(Stored items from a collection)
# # # # # # #

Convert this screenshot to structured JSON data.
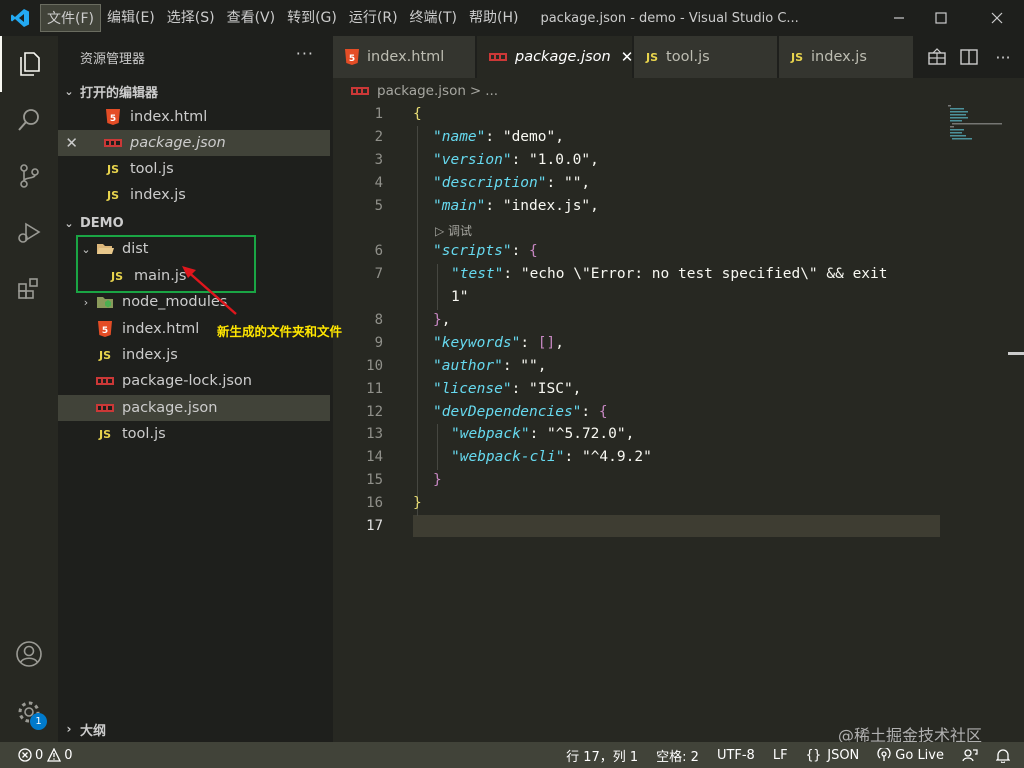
{
  "titlebar": {
    "menu": [
      "文件(F)",
      "编辑(E)",
      "选择(S)",
      "查看(V)",
      "转到(G)",
      "运行(R)",
      "终端(T)",
      "帮助(H)"
    ],
    "window_title": "package.json - demo - Visual Studio C..."
  },
  "sidebar": {
    "title": "资源管理器",
    "open_editors_label": "打开的编辑器",
    "open_editors": [
      {
        "name": "index.html",
        "icon": "html5-icon"
      },
      {
        "name": "package.json",
        "icon": "npm-icon"
      },
      {
        "name": "tool.js",
        "icon": "js-icon"
      },
      {
        "name": "index.js",
        "icon": "js-icon"
      }
    ],
    "folder_label": "DEMO",
    "tree": [
      {
        "name": "dist",
        "icon": "folder-open-icon"
      },
      {
        "name": "main.js",
        "icon": "js-icon"
      },
      {
        "name": "node_modules",
        "icon": "folder-node-icon"
      },
      {
        "name": "index.html",
        "icon": "html5-icon"
      },
      {
        "name": "index.js",
        "icon": "js-icon"
      },
      {
        "name": "package-lock.json",
        "icon": "npm-icon"
      },
      {
        "name": "package.json",
        "icon": "npm-icon"
      },
      {
        "name": "tool.js",
        "icon": "js-icon"
      }
    ],
    "annotation": "新生成的文件夹和文件",
    "outline_label": "大纲"
  },
  "tabs": [
    {
      "label": "index.html",
      "icon": "html5-icon"
    },
    {
      "label": "package.json",
      "icon": "npm-icon",
      "active": true
    },
    {
      "label": "tool.js",
      "icon": "js-icon"
    },
    {
      "label": "index.js",
      "icon": "js-icon"
    }
  ],
  "breadcrumb": {
    "file": "package.json",
    "sep": ">",
    "more": "..."
  },
  "editor": {
    "codelens": "调试",
    "line_numbers": [
      "1",
      "2",
      "3",
      "4",
      "5",
      "6",
      "7",
      "",
      "8",
      "9",
      "10",
      "11",
      "12",
      "13",
      "14",
      "15",
      "16",
      "17"
    ],
    "lines": {
      "l1": "{",
      "k_name": "\"name\"",
      "v_name": ": \"demo\",",
      "k_version": "\"version\"",
      "v_version": ": \"1.0.0\",",
      "k_description": "\"description\"",
      "v_description": ": \"\",",
      "k_main": "\"main\"",
      "v_main": ": \"index.js\",",
      "k_scripts": "\"scripts\"",
      "v_scripts_colon": ": ",
      "v_scripts_brace": "{",
      "k_test": "\"test\"",
      "v_test": ": \"echo \\\"Error: no test specified\\\" && exit",
      "v_test_cont": "1\"",
      "l8_brace": "}",
      "l8_comma": ",",
      "k_keywords": "\"keywords\"",
      "v_keywords_colon": ": ",
      "v_keywords_br": "[]",
      "v_keywords_comma": ",",
      "k_author": "\"author\"",
      "v_author": ": \"\",",
      "k_license": "\"license\"",
      "v_license": ": \"ISC\",",
      "k_devdeps": "\"devDependencies\"",
      "v_devdeps_colon": ": ",
      "v_devdeps_brace": "{",
      "k_webpack": "\"webpack\"",
      "v_webpack": ": \"^5.72.0\",",
      "k_webpackcli": "\"webpack-cli\"",
      "v_webpackcli": ": \"^4.9.2\"",
      "l15": "}",
      "l16": "}"
    }
  },
  "status": {
    "errors": "0",
    "warnings": "0",
    "position": "行 17，列 1",
    "spaces": "空格: 2",
    "encoding": "UTF-8",
    "eol": "LF",
    "language": "JSON",
    "golive": "Go Live"
  },
  "badge": "1",
  "watermark": "@稀土掘金技术社区",
  "colors": {
    "accent": "#1aa544",
    "annotation_text": "#ffe600",
    "badge": "#007acc"
  }
}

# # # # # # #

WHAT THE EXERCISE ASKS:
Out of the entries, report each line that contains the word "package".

ANSWER SPACE:
    "window_title": "package.json - demo - Visual Studio C..."
        "name": "package.json",
        "name": "package-lock.json",
        "name": "package.json",
      "label": "package.json",
    "file": "package.json",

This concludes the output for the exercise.